A new Center for Disease Control and Prevention (CDC) study involving 196 cooling towers nationwide found that 84% contained Legionella DNA, indicating that the dangerous bacteria was present or had been at some point.

“During 2000–2014, passive surveillance for legionellosis in the United States demonstrated a 286% increase in reported cases per 100,000 population,” according to the CDC website.

The CDC also estimates that about 5,000 cases of Legionnaires’ Disease are now reported each year in the United States, and keeping Legionella out of water systems in buildings, with cooling towers a noted risk, is critical in preventing infection.

Throughout the U.S. and most of the world, the mainstay of large cooling systems remains the traditional HVAC combination of chillers, air handlers, and cooling towers. Cooling towers have a long history of effective use in expelling heat from the water used in many commercial and industrial applications that involve chillers. 

However, under typical operating conditions, cooling towers can propagate Legionella.  The design of many cooling towers creates pockets where water may stagnate, a condition that can lead to microorganism development. 

This has recently led ANSI/ASHRAE to publish its Standard 188, Legionellosis: Risk Management for Building Water Systems, which documents new risk standards and requirements for the design of new buildings and the renovations to existing structures.

“All facilities with HVAC or process cooling systems need to be aware of Legionnaires’ disease and handle any concerns about it,” says Rick Hill, facilities director at Arkansas Surgical Hospital in Central Arkansas.  “There have to be good procedures in place to prevent or control it.”

When it was time to replace an air cooled chiller at Arkansas Surgical Hospital, Steve Keen, president of Powers of Arkansas, the HVAC contractor responsible for the hospital project, recommended and installed a water cooled chiller, paired with an advanced cooling tower with anti-microbial properties.

“Legionella is always a concern for HVAC systems using a cooling tower and anywhere you have water exposed to the atmosphere,” says Keen. “The Delta Cooling Towers’ anti-microbial properties will help prevent that type of growth and exposure to patients and staff.”

Delta Cooling Towers recently introduced a line of towers constructed of anti-microbial resin, which is fully compounded into the base cooling tower structural material and casing.

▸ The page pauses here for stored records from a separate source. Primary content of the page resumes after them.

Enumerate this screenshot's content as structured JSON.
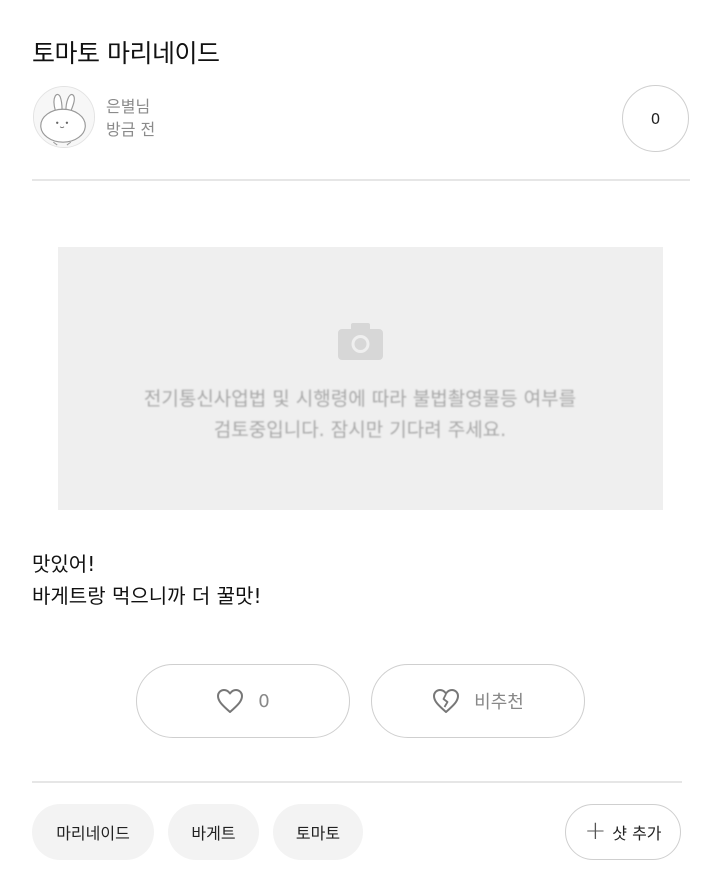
{
  "post": {
    "title": "토마토 마리네이드",
    "author_name": "은별님",
    "time": "방금 전",
    "count": "0",
    "image_notice_line1": "전기통신사업법 및 시행령에 따라 불법촬영물등 여부를",
    "image_notice_line2": "검토중입니다. 잠시만 기다려 주세요.",
    "content_line1": "맛있어!",
    "content_line2": "바게트랑 먹으니까 더 꿀맛!"
  },
  "reactions": {
    "like_count": "0",
    "dislike_label": "비추천"
  },
  "tags": [
    "마리네이드",
    "바게트",
    "토마토"
  ],
  "add_tag_label": "샷 추가",
  "icons": {
    "avatar": "rabbit-avatar-icon",
    "camera": "camera-icon",
    "like": "heart-outline-icon",
    "dislike": "broken-heart-icon",
    "add": "plus-icon"
  }
}
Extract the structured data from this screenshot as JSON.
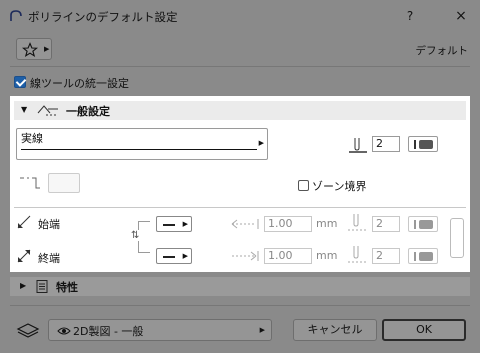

The cooling tower fill and drift eliminator are also made from anti-microbial PVC.  The anti-microbial resin contains wide-spectrum additives that operate on a cellular level to continuously disrupt and prevent uncontrolled growth of microorganisms and biofilm within the cooling tower. Efficacy tests were performed by Special Pathogens Laboratory, The Legionella Experts®

Cooling tower design and materials can be very significant in the prevention of pathogen growth. To avoid problems of stagnant water leading to pathogen growth, experts recommend cooling tower designs feature a sloped basin and/or basin sweeper system.

“We decided that since we were replacing the air cooled chiller with a water cooled chiller, we wanted a cooling tower that aligned with our philosophy of protecting patient safety,” says Hill, “We want to maintain one of the lowest infection rates among hospitals in the country.”

Arkansas Surgical Hospital already boasts a very low infection rate of under 0.3%, compared to a national average of 3% among U.S. hospitals.

By proactively making the switch to an advanced anti-microbial tower cooler, paired with a very high efficiency HVAC chiller, the hospital is also reducing energy costs, which was also a prime consideration. 

“Our previous air cooled HVAC system required a lot of electricity,” adds Hill. “With the water-based cooling tower and very efficient chiller, however, we expect to save tens of thousands of dollars annually in energy costs.”

Durability and longevity of the cooling tower were additional issues that Hill considered.

Metal-clad cooling towers are vulnerable to corrosion from salt air, industrial gasses, and even the chemicals used to treat the recirculating water. The best water treatments for Legionella prevention, in fact, are oxidizing biocides which react aggressively toward metal surfaces, effectively attacking metal-clad cooling towers and shortening service life.

According to Hill, he considered a metal cooling tower, but ultimately decided it would be too difficult to maintain. 

“Maintaining a metal cooling tower is more work than we wanted and the units have a shorter life cycle because metal will rust and require mending and repair,” says Hill. 

In choosing Delta’s cooling tower, officials said the Arkansas Surgical Hospital now has a cooling tower that is impervious to the corrosive effects of ambient air and water treatment chemicals, as well as oxidizing biocides.